***** RECORDS SUPPLIED *****

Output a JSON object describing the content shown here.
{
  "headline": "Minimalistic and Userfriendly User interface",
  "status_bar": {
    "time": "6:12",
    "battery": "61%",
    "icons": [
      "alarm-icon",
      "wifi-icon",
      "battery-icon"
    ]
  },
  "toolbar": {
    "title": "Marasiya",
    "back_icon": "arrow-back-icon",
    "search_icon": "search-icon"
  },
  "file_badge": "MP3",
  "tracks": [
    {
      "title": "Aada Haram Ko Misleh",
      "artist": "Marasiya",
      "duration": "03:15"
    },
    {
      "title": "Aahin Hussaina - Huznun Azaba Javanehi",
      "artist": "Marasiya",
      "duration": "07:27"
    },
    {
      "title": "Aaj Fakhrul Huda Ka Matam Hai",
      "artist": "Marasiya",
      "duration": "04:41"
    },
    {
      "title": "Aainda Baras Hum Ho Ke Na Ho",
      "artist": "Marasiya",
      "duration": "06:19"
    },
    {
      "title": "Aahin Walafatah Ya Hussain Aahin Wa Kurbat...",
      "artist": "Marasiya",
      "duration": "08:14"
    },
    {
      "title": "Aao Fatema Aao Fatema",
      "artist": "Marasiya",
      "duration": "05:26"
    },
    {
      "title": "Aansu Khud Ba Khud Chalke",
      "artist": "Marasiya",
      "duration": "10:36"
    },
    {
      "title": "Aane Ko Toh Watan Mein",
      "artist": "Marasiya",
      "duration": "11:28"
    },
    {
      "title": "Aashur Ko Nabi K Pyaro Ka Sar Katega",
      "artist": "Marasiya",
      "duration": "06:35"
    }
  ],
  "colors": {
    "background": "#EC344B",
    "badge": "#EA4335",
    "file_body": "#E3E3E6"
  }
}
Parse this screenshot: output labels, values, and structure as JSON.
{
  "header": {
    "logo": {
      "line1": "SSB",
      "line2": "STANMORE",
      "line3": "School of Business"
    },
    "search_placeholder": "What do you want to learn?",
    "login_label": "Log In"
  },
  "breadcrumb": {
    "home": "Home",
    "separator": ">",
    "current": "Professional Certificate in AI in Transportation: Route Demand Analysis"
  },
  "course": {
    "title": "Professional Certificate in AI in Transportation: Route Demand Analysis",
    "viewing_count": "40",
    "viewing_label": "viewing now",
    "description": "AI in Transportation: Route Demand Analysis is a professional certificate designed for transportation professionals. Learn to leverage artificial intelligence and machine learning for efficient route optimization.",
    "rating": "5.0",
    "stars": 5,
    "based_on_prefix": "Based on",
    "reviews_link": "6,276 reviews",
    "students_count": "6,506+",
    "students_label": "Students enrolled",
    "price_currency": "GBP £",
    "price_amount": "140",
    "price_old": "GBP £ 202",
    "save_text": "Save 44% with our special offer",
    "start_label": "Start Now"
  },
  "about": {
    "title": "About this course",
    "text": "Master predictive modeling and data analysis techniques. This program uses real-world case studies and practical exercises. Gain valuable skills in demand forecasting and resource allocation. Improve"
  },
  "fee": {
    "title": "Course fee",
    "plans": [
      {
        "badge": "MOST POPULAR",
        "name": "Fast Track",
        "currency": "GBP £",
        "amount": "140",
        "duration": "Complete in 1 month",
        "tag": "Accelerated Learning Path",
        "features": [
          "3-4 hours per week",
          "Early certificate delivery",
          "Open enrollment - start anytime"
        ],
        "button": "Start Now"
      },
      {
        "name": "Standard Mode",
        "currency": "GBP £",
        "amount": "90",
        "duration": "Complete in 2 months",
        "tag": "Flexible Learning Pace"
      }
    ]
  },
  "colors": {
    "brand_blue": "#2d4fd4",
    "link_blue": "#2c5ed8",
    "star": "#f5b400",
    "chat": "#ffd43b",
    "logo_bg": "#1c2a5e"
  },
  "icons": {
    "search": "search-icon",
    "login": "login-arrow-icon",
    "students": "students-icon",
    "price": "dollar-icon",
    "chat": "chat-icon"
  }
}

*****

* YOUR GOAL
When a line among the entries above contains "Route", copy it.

* EXPECTED OUTPUT
    "current": "Professional Certificate in AI in Transportation: Route Demand Analysis"
    "title": "Professional Certificate in AI in Transportation: Route Demand Analysis",
    "description": "AI in Transportation: Route Demand Analysis is a professional certificate designed for transportation professionals. Learn to leverage artificial intelligence and machine learning for efficient route optimization.",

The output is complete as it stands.